A new approach to mosquito control is being widely deployed for the first time this year. A commercial product called the In2Care Mosquito Trap is being tested around the world to control Aedes mosquitoes which carry several tropical diseases.
The trap attracts certain mosquitoes, infects them with larvicide and fungus, and allows them to escape and contaminate natural breeding sites with larvicide. The fungus eventually kills the contaminated mosquito.
Yesterday’s Rutland Herald article by Will Mathis, Director of Operations of the BLSG Insect Control District included new information about requesting that no pesticides be sprayed along private property in the district. Last week, BLSG published notices in the local newspapers that insect control operations will happen this year, and that landowners could request that their property be a “no spray zone.” Similar details about the opt-out program are posted at the BLSG website.
In yesterday’s article, very different rules were described. Instead of a deadline of “early April” for making your request, the article states that “We will accept and process requests anytime during the season.”
A new article posted by the Rutland Herald today reports that the Vermont Department of Environmental Conservation has asked for more information about the BLSG Insect Control District’s application to apply pesticides to control mosquitoes. “I just asked them to clarify some pieces of their pesticide discharge management plan,” said Misha Cetner of Vermont DEC.
The Rutland Herald posted an article today about Moosalamoo Woods & Waters. Staff Writer Susan Smallheer talked to a few of us and then described our new group and our current project of providing property maps to landowners in the BLSG Insect Control District who want to opt out of roadside pesticide spraying along their property.
A few reader comments were generated by the VTDigger article about the imminent DEC decision on the BLSG Insect Control District’s permit to operate. The full verbatim text of a comment by Dr. Benjamin Lawton, the chair of the BLSG, follows with some comments.
According to a new article by Vermont Digger, The BLSG Insect Control District does its work under the auspices of two different Vermont agencies. The Agency of Agriculture and Food Markets grants permits to both of Vermont’s insect control districts to apply larvicides on standing water to kill mosquito larvae. Although the Agency of Agriculture and Food Markets grants permits to apply many types of agricultural chemicals, it does not regulate the spraying of pesticides like malathion and permethrin to kill adult mosquitoes. It does train and license operators who spray these pesticides, but no permit is required. Instead, a Vermont insect control district must be approved by the Department of Environmental Conservation (DEC) to spray pesticides to control adult mosquitoes. In order to spray pesticides, an insect control district must obtain a Pesticide General Permit (PGP), a type of National Pollutant Discharge Elimination System (NPDES) permit, and comply with the provisions outlined in the PGP.

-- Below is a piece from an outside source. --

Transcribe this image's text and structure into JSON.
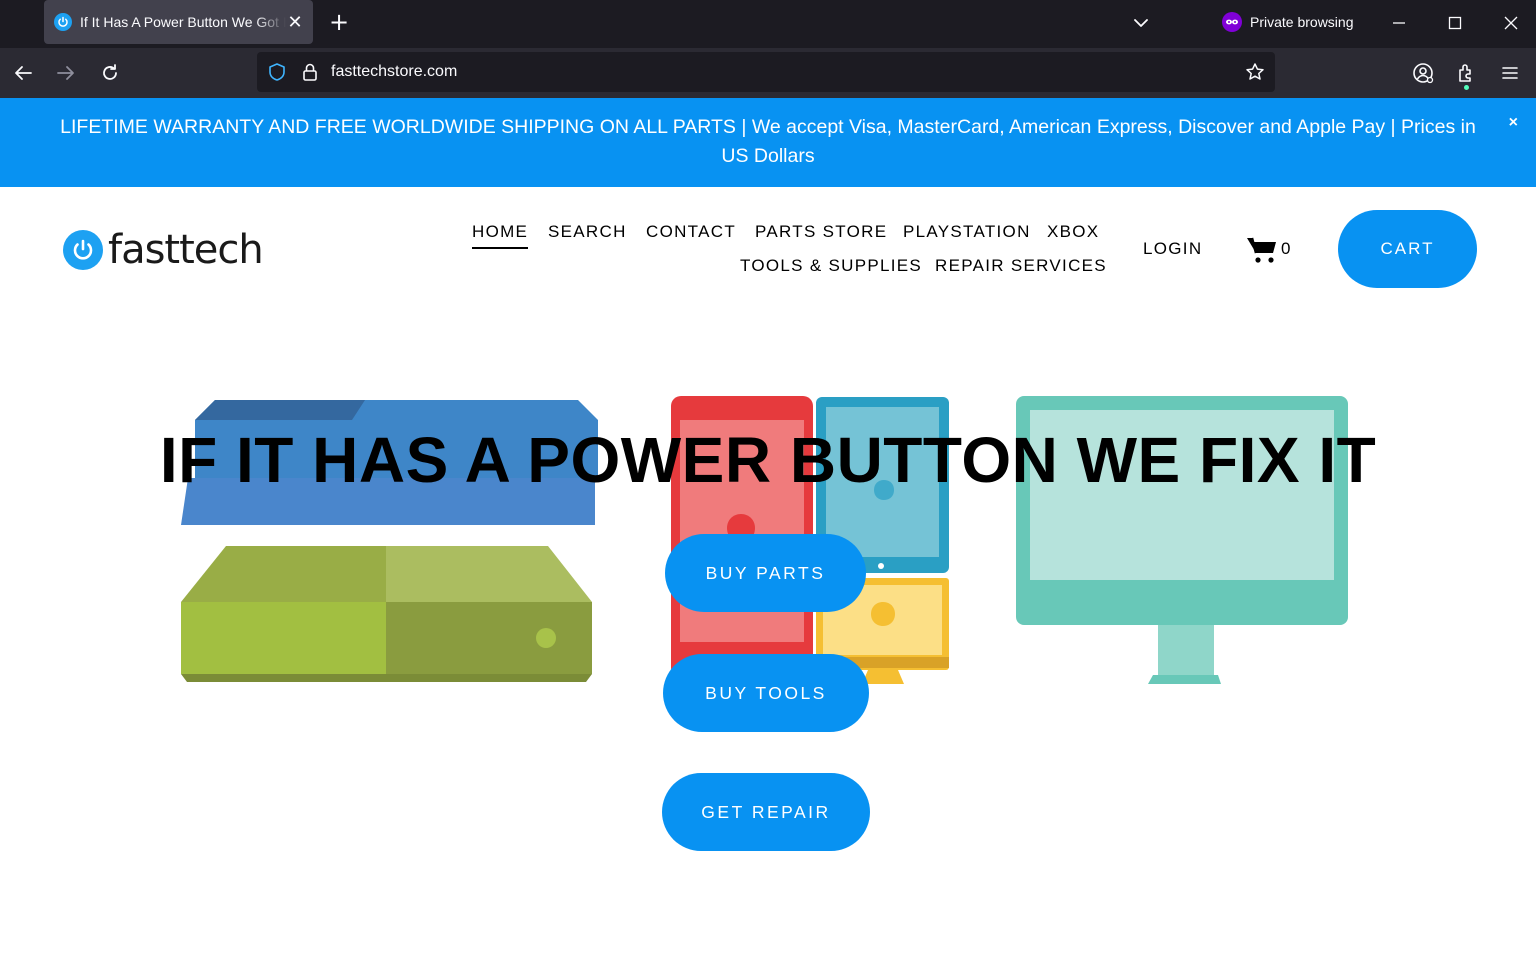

The town of Pittsford, Vermont voted at town meeting on March 6, 2018 to become a full member of the BLSG Insect Control District. For the first time, spraying will be done along town roads in Pittsford to kill adult mosquitoes. The measure passed by a vote of 35 to 24.